Kevin Leininger wrote inabout those pesky pigeons in downtown.
This time, from the perspective of the coop owner:
Is bird keeper part of the problem?
Pigeon owner insists population growth is not his fault; others blame his birds for damage
“They’re not â€˜wild.’ Watch this,” Taha Alshimmary said as he clapped his hands and yelled at the pigeons lining the peak of his house on East Washington Boulevard. The birds, a variety of colors and breeds, flew high into the air before circling back to Earth – many landing near the open wood-and-wire coop in the backyard.
To some, the 46-year-old Iraqi is part of the problem: a growing downtown pigeon population that is damaging buildings, dive-bombing pedestrians and endangering commerce and the public health. But Alshimmary insists he’s the real victim, with bureaucrats and businesses using his harmless and often-expensive birds as scapegoats for a distant problem their presence did not create and their deaths cannot solve.
[…]Â Mike Ackels thinks it’s a big problem, even though he’s also in a position to verify that Alshimarry’s pigeons stay so close to home that they probably aren’t among the pigeons circling the Lincoln Tower, Allen County Courthouse and other tall buildings a few blocks to the west.

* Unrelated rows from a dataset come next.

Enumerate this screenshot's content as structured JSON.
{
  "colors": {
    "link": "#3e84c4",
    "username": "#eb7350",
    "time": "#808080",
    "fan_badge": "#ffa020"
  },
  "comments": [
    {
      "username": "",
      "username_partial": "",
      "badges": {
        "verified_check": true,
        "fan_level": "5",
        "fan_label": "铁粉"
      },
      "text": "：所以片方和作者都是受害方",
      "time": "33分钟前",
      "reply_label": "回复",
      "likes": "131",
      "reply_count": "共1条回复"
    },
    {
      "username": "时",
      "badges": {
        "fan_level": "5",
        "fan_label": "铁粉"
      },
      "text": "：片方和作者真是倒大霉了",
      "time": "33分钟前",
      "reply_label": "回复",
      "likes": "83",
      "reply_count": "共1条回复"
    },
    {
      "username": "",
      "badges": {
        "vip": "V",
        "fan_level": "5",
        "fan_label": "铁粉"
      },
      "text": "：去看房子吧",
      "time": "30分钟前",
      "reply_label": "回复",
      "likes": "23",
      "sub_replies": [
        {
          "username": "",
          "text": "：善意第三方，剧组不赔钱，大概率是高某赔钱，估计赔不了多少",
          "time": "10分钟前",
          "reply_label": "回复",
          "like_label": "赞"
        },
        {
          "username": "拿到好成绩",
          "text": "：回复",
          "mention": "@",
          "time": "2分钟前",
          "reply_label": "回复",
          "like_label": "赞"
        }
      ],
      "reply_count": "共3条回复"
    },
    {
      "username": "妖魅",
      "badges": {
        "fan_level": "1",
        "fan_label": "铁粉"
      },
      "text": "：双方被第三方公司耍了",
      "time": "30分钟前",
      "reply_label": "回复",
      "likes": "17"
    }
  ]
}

“He’s killing us with those pigeons,” said Ackels, manager of Alshimarry’s neighbor, Woodson Motorsports at 436 E. Washington. “One of them pooped on the head of a customer’s kid. He was furious, and the kid was screaming and crying. If he can keep pigeons, I can keep chicken hawks.”
[…] “We’ve seen our maintenance costs increase dramatically in the last three years. Our coating (on the concrete building’s exterior) has deteriorated, and pigeons’ (droppings) can damage the roof. This is not just one building’s problem,” said One Summit Square Facility Manager John Meyer, who thinks the fairest funding solution would be for the Downtown Improvement District to assess property owners for their share of the clean-up cost.
[…] “I don’t care about Woodson,” Alshimmary said, adding that he has invested more than $50,000 in his birds, which to my untrained eye do not seem to be the garden-variety pigeon most often seen downtown. “Where’s my human rights? If anybody wants to stop me, they should pay for (my birds).”
[…] “Some people like dogs or cats. This is my hobby,” Alshimmary said.
“Get a dog. Be normal,” Ackels responded.
“Where’s my human rights? If anybody wants to stop me, they should pay for (my birds).”